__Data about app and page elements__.
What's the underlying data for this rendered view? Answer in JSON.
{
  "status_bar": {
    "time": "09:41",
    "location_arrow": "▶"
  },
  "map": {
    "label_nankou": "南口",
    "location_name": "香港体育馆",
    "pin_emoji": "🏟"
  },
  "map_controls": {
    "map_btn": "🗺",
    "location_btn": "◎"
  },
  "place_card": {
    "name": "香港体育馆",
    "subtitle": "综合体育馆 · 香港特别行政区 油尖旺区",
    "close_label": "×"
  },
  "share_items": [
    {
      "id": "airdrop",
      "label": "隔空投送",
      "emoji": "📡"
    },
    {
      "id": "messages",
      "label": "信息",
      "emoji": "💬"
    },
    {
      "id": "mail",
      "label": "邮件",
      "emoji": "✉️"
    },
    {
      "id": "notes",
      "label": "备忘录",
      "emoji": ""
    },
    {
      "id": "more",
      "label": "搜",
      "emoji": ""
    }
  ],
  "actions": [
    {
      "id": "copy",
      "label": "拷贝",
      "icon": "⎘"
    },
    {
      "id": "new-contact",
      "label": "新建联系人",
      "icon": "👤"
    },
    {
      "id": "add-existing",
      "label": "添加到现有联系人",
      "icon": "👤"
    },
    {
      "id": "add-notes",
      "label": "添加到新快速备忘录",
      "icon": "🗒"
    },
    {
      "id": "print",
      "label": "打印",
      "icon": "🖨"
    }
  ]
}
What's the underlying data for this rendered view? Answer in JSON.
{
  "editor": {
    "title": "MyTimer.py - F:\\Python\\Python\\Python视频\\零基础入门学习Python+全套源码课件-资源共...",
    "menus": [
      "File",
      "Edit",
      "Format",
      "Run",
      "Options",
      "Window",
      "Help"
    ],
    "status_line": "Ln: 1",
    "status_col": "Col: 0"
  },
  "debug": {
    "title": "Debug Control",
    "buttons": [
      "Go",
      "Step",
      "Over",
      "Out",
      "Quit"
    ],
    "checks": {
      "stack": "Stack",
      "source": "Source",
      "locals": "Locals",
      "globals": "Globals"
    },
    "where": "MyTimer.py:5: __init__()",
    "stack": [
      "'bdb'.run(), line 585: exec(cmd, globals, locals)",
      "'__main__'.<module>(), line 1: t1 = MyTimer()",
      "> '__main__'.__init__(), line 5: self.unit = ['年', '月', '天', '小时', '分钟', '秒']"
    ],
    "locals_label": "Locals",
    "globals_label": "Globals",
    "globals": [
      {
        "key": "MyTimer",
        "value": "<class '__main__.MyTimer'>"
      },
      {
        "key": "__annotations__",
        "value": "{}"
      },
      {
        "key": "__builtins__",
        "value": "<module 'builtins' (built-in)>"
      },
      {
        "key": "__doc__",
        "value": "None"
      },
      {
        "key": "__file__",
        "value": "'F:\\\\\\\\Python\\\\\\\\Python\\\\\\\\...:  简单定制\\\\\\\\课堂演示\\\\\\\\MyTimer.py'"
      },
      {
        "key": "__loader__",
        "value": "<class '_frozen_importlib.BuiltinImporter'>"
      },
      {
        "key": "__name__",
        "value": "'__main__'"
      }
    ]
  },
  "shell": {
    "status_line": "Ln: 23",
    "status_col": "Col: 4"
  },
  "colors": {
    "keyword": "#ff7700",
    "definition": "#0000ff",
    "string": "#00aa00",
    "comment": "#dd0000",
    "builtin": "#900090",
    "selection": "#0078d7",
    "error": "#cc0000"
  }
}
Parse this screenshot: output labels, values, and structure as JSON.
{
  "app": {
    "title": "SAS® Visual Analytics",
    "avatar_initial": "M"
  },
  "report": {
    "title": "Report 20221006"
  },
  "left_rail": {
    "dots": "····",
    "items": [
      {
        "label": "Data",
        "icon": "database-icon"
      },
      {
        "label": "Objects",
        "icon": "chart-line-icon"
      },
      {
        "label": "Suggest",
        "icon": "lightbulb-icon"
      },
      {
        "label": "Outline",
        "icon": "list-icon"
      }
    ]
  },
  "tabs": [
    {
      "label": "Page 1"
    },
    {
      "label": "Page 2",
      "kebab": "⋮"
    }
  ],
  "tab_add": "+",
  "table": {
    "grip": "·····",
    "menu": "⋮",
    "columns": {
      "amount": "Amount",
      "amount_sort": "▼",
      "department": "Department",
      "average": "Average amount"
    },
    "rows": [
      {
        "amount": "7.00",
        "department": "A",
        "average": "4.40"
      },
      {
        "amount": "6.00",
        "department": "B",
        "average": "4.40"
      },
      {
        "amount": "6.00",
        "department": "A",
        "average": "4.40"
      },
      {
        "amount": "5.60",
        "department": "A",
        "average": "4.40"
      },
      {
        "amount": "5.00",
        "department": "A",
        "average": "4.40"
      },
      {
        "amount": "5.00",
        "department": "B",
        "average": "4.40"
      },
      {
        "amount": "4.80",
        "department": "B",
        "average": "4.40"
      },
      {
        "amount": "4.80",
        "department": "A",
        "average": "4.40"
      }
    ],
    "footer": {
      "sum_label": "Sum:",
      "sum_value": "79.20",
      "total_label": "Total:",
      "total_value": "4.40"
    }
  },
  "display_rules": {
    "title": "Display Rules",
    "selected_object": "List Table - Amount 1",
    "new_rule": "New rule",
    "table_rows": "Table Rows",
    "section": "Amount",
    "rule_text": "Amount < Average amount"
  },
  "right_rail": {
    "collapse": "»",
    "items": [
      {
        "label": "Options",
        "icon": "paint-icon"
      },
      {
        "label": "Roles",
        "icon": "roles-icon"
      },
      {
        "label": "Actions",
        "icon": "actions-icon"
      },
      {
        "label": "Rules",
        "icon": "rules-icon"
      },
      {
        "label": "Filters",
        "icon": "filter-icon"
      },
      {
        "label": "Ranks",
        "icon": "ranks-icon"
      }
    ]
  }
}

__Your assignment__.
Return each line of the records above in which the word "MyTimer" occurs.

__Your solution__.
    "title": "MyTimer.py - F:\\Python\\Python\\Python视频\\零基础入门学习Python+全套源码课件-资源共...",
    "where": "MyTimer.py:5: __init__()",
      "'__main__'.<module>(), line 1: t1 = MyTimer()",
        "key": "MyTimer",
        "value": "<class '__main__.MyTimer'>"
        "value": "'F:\\\\\\\\Python\\\\\\\\Python\\\\\\\\...:  简单定制\\\\\\\\课堂演示\\\\\\\\MyTimer.py'"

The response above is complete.